Basically, Paul is saying that God loves bodies. He made human bodies to bear his image, the Son of God bore a body in his incarnation, and Jesus now inhabits a transformed resurrected body as he waits to renew all things. This is our hope: a resurrected body in a transformed creation. To quote the title of theologian Paul Marshall’s book, “Heaven is not my home.” We await the man of heaven who will come to transform us and the earth. A renewed creation is our home, and Jesus is getting us there.
But Paul ends this chapter by reflecting on what all this means for the present. He says if this is true, if our future really is a renewed creation with transformed resurrected bodies, it changes everything for the present. It gives us hope, courage and purpose for our life and work. It makes every decision we make to live the cruciform life worth it. It makes our material world and what we do with it matter. It moves us forward, knowing that “our labor is not in vain.”
In preparation for worship, I invite you to read through the whole of 1 Corinthians 15 and ask yourself, how would I live differently in the present if I believed this about the future?
Our weekly worship guide can be found here.
1 Corinthians 15:35-58
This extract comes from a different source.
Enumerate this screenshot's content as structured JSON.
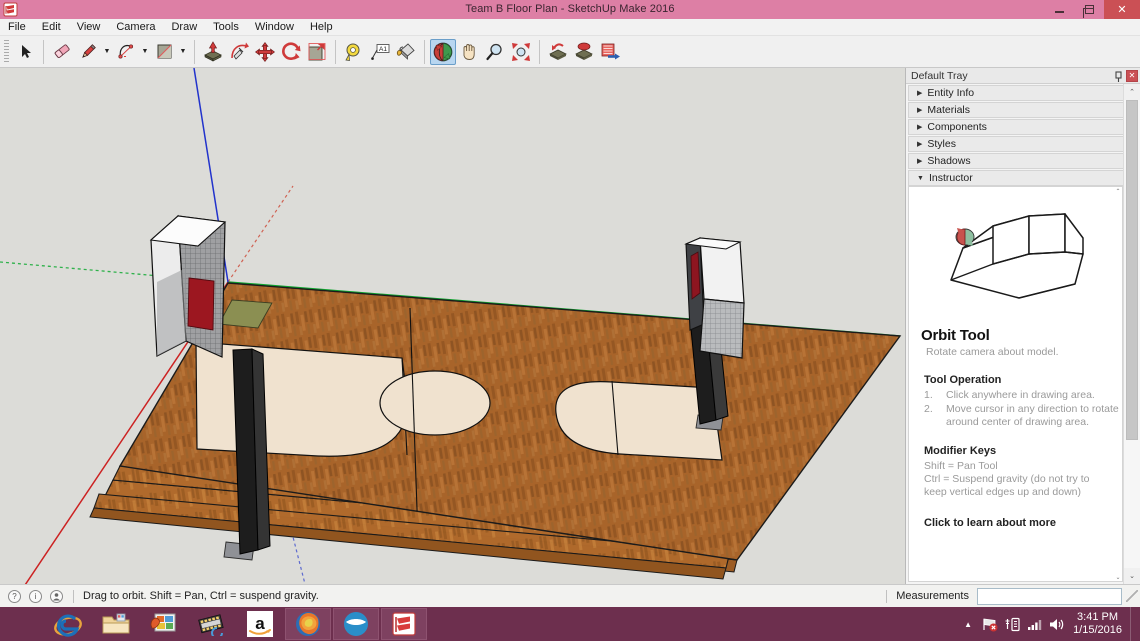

35 But someone will ask, “How are the dead raised? With what kind of body will they come?” 36 How foolish! What you sow does not come to life unless it dies.37 When you sow, you do not plant the body that will be, but just a seed, perhaps of wheat or of something else. 38 But God gives it a body as he has determined, and to each kind of seed he gives its own body. 39 Not all flesh is the same: People have one kind of flesh, animals have another, birds another and fish another.40 There are also heavenly bodies and there are earthly bodies; but the splendor of the heavenly bodies is one kind, and the splendor of the earthly bodies is another.41 The sun has one kind of splendor, the moon another and the stars another; and star differs from star in splendor.
42 So will it be with the resurrection of the dead. The body that is sown is perishable, it is raised imperishable; 43 it is sown in dishonor, it is raised in glory; it is sown in weakness, it is raised in power; 44 it is sown a natural body, it is raised a spiritual body.
If there is a natural body, there is also a spiritual body. 45 So it is written: “The first man Adam became a living being”; the last Adam, a life-giving spirit. 46 The spiritual did not come first, but the natural, and after that the spiritual. 47 The first man was of the dust of the earth; the second man is of heaven. 48 As was the earthly man, so are those who are of the earth; and as is the heavenly man, so also are those who are of heaven. 49 And just as we have borne the image of the earthly man, so shall we bear the image of the heavenly man.
50 I declare to you, brothers and sisters, that flesh and blood cannot inherit the kingdom of God, nor does the perishable inherit the imperishable. 51 Listen, I tell you a mystery: We will not all sleep, but we will all be changed— 52 in a flash, in the twinkling of an eye, at the last trumpet. For the trumpet will sound, the deadwill be raised imperishable, and we will be changed. 53 For the perishable must clothe itself with the imperishable, and the mortal with immortality. 54 When the perishable has been clothed with the imperishable, and the mortal with immortality, then the saying that is written will come true: “Death has been swallowed up in victory.”
55 “Where, O death, is your victory?
Where, O death, is your sting?”
56 The sting of death is sin, and the power of sin is the law. 57 But thanks be to God! He gives us the victory through our Lord Jesus Christ.
58 Therefore, my dear brothers and sisters, stand firm. Let nothing move you. Always give yourselves fully to the work of the Lord, because you know that your labor in the Lord is not in vain.